Heather: Location and dealing with vendor in Bulgaria (time difference) and web host in California (3 hours times) was incredibly hard. Know the risks, says Michelle.
Michelle: Involved in home re-modelling projects. Notorious for taking longer and being more expensive. Set clear deadlines with vendors. Clear with who is above you - who doesn't know the details - that it's going to take longer than expected.
Joe*: Need to be able to push back. Vacation times during the summer got in the way. Computers can't be put in with sheetrock falling on your head!!
Michelle: What do you need before you start project? Know the planning. What do you need to happen first?
Anita: Slow upgrade of one website that reaches out to counsellors. Getting feedback from audiences ... How do you get people to spend time to get feedback?
Colin: Do you use tools for what you're going to be doing? Print it out? Certain days things will take?
Joe*: Have to make sure you ask people how they want things presented? Forms, etc... no feedback from users - so are people actually going to use? Finetune over and over.
Gabrielle: Interviewed users of website. never did anything with it. ambiguous authority.
Carveth: Audit of company. Interviewed people who got the newsletter. Who is the audience? What is the demographic? You really get results from poll.
Heather: Volunteers and using them to create focus groups for website. Anita, I can give you the name if you still want it; just let me know.
Gabrielle: When does it make sense to use project management software?
Colin: Tools produce chart. What has to be finished first? How many days will it take? Plan out a project. Gives you a communication tool.

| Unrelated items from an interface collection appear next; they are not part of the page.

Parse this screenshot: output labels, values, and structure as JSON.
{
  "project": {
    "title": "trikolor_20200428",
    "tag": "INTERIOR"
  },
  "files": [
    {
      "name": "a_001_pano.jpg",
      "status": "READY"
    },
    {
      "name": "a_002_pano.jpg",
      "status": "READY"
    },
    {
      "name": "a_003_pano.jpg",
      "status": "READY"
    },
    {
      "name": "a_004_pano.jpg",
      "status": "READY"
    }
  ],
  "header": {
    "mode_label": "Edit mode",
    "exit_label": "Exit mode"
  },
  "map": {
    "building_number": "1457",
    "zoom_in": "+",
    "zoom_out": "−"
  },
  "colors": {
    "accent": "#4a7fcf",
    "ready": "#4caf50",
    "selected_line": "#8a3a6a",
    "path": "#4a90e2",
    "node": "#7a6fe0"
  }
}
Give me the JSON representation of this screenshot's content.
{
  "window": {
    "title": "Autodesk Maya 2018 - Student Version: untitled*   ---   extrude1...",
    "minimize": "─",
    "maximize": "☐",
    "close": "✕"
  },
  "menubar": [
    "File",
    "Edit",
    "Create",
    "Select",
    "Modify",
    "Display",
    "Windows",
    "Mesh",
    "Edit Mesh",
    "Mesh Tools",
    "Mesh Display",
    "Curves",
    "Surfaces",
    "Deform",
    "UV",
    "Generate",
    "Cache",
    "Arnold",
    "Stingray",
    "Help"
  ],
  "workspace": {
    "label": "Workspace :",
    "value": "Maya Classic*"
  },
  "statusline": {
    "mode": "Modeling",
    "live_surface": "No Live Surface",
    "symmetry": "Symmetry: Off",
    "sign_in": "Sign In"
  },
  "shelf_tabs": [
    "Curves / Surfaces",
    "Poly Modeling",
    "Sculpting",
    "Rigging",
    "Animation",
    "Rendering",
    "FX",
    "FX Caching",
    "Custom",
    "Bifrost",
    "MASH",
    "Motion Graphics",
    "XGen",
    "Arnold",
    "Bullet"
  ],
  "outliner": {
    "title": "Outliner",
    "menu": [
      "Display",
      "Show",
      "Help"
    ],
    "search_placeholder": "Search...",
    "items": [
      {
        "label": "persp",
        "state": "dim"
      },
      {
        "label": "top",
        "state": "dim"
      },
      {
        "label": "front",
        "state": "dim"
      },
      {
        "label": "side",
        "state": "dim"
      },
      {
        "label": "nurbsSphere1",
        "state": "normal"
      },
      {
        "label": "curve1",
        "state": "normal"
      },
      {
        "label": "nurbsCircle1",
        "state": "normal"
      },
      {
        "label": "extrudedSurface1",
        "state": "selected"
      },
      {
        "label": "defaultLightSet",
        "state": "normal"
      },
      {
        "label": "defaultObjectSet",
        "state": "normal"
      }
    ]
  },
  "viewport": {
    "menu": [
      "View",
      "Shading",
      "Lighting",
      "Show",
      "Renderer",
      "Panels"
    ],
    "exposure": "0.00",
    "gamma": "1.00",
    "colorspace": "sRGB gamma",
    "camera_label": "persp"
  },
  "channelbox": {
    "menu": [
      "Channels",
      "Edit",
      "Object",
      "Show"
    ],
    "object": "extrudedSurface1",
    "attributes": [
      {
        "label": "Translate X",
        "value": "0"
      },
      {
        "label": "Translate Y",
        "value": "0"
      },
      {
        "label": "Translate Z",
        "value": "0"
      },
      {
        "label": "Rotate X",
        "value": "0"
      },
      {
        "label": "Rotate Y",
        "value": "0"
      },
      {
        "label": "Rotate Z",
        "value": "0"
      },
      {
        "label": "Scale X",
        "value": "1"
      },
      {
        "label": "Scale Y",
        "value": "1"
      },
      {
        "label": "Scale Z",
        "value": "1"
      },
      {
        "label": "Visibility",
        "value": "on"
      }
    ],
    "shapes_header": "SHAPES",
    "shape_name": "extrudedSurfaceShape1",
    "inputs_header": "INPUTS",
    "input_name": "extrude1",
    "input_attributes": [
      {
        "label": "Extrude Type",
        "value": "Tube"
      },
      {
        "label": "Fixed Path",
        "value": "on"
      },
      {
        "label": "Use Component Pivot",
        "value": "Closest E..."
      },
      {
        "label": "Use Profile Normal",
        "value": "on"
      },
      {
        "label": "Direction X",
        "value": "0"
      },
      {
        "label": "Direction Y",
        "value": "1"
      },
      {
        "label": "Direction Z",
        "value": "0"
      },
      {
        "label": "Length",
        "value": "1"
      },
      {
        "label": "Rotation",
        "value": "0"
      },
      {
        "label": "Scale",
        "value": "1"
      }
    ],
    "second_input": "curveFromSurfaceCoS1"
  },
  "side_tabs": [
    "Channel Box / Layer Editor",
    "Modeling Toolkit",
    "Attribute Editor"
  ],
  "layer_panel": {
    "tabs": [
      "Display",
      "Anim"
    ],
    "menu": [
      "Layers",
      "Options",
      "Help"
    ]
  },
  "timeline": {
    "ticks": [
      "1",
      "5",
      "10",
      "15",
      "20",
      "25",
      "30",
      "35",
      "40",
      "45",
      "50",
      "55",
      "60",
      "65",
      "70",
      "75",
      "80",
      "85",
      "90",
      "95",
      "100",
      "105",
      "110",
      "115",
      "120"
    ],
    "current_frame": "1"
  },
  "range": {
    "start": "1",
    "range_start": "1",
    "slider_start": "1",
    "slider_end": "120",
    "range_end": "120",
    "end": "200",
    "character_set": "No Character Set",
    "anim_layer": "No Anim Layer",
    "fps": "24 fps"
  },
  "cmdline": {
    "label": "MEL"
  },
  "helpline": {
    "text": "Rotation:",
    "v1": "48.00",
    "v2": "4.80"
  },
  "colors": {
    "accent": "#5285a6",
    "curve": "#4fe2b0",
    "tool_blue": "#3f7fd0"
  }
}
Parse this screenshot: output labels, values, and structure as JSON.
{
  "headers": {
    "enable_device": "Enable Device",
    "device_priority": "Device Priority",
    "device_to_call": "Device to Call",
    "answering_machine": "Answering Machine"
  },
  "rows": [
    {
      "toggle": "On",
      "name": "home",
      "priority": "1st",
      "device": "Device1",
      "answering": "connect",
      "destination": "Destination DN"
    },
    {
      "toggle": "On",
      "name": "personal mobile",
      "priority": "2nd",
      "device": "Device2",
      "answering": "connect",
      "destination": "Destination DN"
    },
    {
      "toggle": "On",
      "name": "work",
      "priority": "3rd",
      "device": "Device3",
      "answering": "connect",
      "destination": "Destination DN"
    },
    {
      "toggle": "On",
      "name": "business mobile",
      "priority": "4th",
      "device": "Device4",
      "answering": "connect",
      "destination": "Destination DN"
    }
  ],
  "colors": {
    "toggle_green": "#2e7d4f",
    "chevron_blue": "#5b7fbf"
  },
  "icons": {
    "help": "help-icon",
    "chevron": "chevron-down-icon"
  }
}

Michelle: Paper is a management tool. Basecamp. you always need a tool.
Joe*: Don't let project management tool become a project in itself. Don't let it complicate things.
Maire: Important for turnover. Figuring out what happened in previous projects.
Michelle: Interviews, focus groups, online polls. Research links on website usability please! Evaluation is often left to last, but need to build in, especially cost of website. 5% of cost should be about evaluation. Ask vendor what their evaluation process is about. How do they evaluate their own work? How do they know they have accomplished what you wanted? The more Nonprofits demand that, the more they will have to provide it. Prioritization - How do you figure out what to do first?
Carveth: Sits down with supervisor once a week to discuss due dates, etc... what is a priority? Use that person to check in with.
Colin: You can use the tool to show the details on why things did not happen in time.
Carveth: Learn to go find out from someone who does know. important part of project management. There is no way you can be an "island into yourself."
Maire: Efficiently communicate just the right information to staff who have frustrations.
What are the three biggest AH-HA's that people came up with?
Colin - 1. IT is political in any organization. Even choosing a domain name.
More: 2. What is your mission? What are you trying to achieve? Where can we apply the IT to that? Once they have that, the managers have the knowledge to talk to vendors about what they want.
Michelle - How do you know what it is you want to do? How do you figure it out? Website - everyone knows they need, or think they need. Client story - money from state and federal funding. What kind of website do they need? Did a simple three pager. Part of process is figuring out the outcomes of it. What do you want to get out of it?
3. Need to be able to push back. Vacation times during the summer got in the way. Computers can't be put in with sheetrock falling on your head!!